§ **Dataset records**:
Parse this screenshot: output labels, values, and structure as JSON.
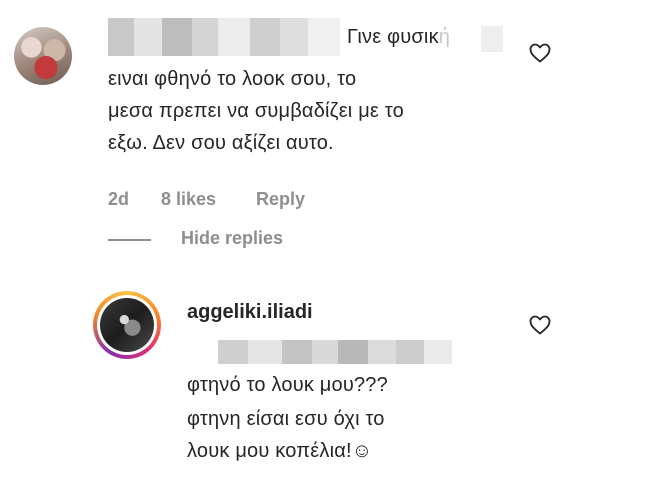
{
  "comment1": {
    "text_line1": "Γινε φυσικ",
    "text_line1_faded": "ή",
    "text_line2": "ειναι φθηνό το λοοκ σου, το",
    "text_line3": "μεσα πρεπει να συμβαδίζει με το",
    "text_line4": "εξω. Δεν σου αξίζει αυτο.",
    "age": "2d",
    "likes": "8 likes",
    "reply_label": "Reply",
    "hide_replies_label": "Hide replies",
    "like_icon": "heart-outline-icon"
  },
  "reply1": {
    "username": "aggeliki.iliadi",
    "text_line1": "φτηνό το λουκ μου???",
    "text_line2": "φτηνη είσαι εσυ όχι το",
    "text_line3": "λουκ μου κοπέλια!☺",
    "like_icon": "heart-outline-icon"
  },
  "colors": {
    "text": "#262626",
    "meta": "#8e8e8e",
    "story_ring": "#dd2a7b"
  }
}
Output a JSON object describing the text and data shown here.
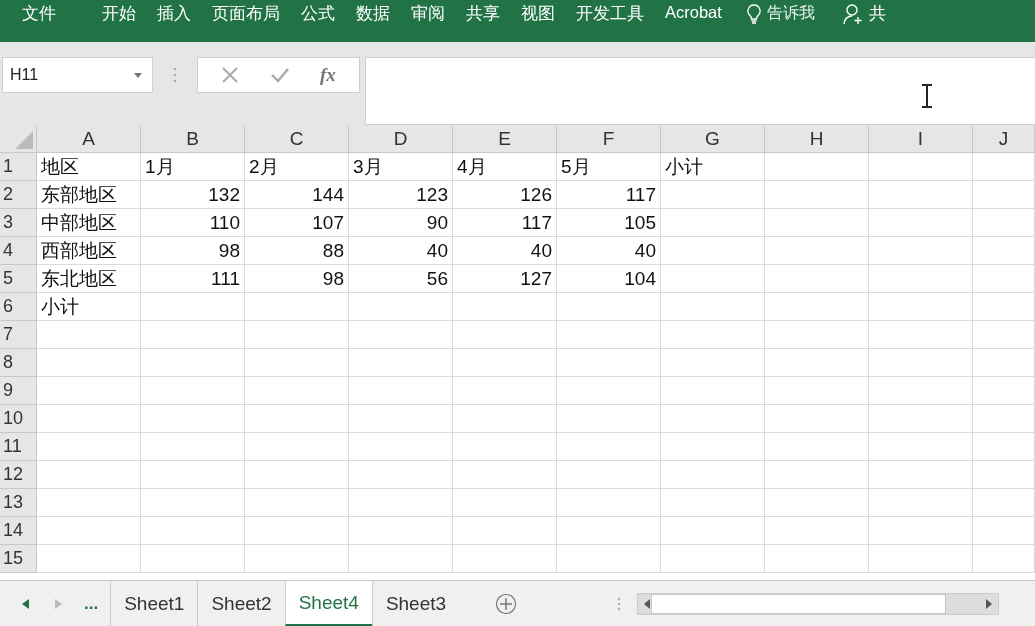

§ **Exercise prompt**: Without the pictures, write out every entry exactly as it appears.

§ **Task answer**:
Parse this screenshot: output labels, values, and structure as JSON.
{
  "comment1": {
    "text_line1": "Γινε φυσικ",
    "text_line1_faded": "ή",
    "text_line2": "ειναι φθηνό το λοοκ σου, το",
    "text_line3": "μεσα πρεπει να συμβαδίζει με το",
    "text_line4": "εξω. Δεν σου αξίζει αυτο.",
    "age": "2d",
    "likes": "8 likes",
    "reply_label": "Reply",
    "hide_replies_label": "Hide replies",
    "like_icon": "heart-outline-icon"
  },
  "reply1": {
    "username": "aggeliki.iliadi",
    "text_line1": "φτηνό το λουκ μου???",
    "text_line2": "φτηνη είσαι εσυ όχι το",
    "text_line3": "λουκ μου κοπέλια!☺",
    "like_icon": "heart-outline-icon"
  },
  "colors": {
    "text": "#262626",
    "meta": "#8e8e8e",
    "story_ring": "#dd2a7b"
  }
}
Output a JSON object describing the text and data shown here.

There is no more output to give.